Assuming you’re not willing to dispatch old hens, egg numbers inevitably decline to the point where you’re tempted to integrate new hens into the flock. But will they get along? What constitutes normal pecking-order-establishment and what is an early warning sign of pecked-to-death?
Unfortunately, new and old hens are very unlikely to intermingle in serene harmony from the very beginning. There will be pounces and squawks and some of your hens may run off and turn into loners. Meanwhile, even though you’re likely to get eggs for a day or two (since those eggs were already in production), stressed hens are likely to stop laying for a while soon thereafter.
In a perfect situation, the establishment of a new group dynamic peters out after a few days, leaving the henhouse mostly peaceful. But if you see any of the following behaviors, you should keep a closer eye on the flock and consider separating out the bottom-rung birds:

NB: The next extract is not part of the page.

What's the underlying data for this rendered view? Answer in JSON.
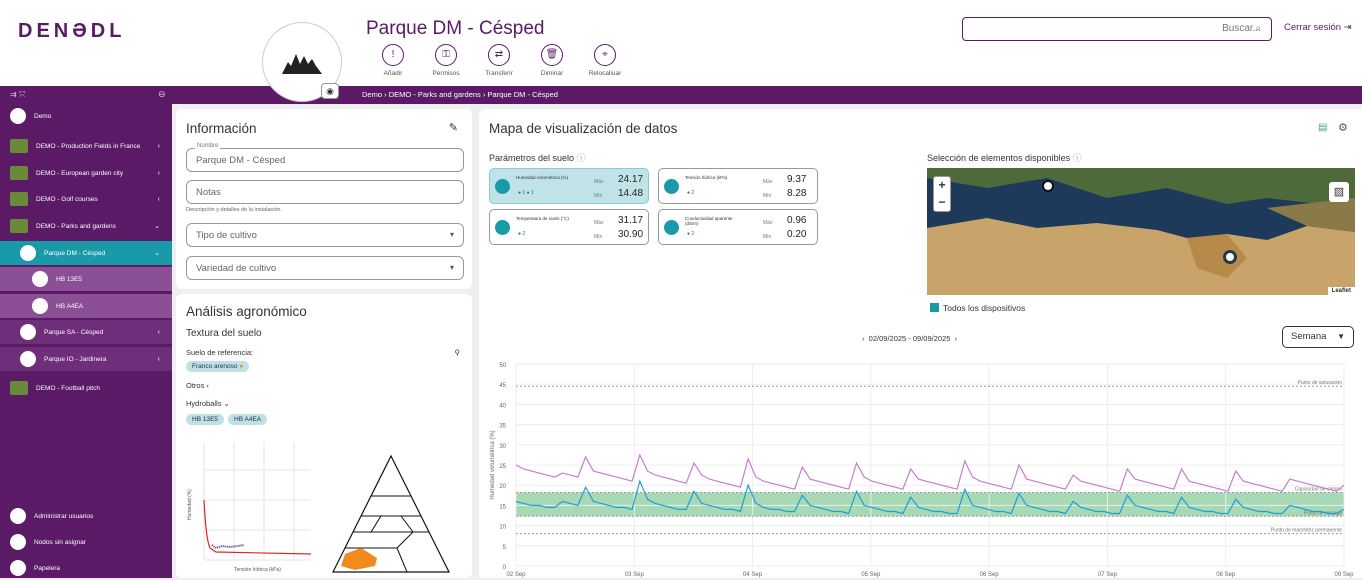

- Hens hiding with their face in a corner for hours on end.
- Hens roosting for the night somewhere far away from the main flock. (Off to the edge of the same perch is alright.)
- Hens with backs and/or heads pecked bare. (If you see blood, separate the hen immediately!)
And then, slowly but surely, serenity will return. At last, you’ll be rewarded with the chickenkeeper’s favorite sight — a nest full of freshly laid eggs!